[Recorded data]
* * *
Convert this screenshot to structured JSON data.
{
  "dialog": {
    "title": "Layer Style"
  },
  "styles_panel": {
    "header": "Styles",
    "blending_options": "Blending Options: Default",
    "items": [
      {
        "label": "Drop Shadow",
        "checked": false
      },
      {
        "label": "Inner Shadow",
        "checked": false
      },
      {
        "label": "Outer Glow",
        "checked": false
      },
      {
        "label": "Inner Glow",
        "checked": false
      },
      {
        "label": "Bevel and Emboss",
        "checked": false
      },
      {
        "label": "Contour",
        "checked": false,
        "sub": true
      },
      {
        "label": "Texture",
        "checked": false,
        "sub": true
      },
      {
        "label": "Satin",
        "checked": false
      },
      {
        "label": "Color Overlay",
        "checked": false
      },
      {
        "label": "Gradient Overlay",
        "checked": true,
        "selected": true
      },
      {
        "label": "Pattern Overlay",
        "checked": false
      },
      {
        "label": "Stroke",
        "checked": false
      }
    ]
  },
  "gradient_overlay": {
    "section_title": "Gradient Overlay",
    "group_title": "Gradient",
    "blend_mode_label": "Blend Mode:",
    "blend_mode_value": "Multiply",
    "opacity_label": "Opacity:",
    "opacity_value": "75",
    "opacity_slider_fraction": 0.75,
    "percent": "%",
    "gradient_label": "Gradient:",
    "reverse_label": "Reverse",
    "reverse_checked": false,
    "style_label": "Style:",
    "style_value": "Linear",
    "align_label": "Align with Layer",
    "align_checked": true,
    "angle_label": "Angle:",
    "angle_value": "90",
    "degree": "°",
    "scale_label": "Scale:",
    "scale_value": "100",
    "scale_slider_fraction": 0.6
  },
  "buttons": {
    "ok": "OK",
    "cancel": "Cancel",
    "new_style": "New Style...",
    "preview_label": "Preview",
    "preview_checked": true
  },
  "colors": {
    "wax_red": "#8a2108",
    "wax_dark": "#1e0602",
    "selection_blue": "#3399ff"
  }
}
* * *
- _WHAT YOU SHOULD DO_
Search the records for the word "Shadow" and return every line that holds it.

- _RESPONSE_
        "label": "Drop Shadow",
        "label": "Inner Shadow",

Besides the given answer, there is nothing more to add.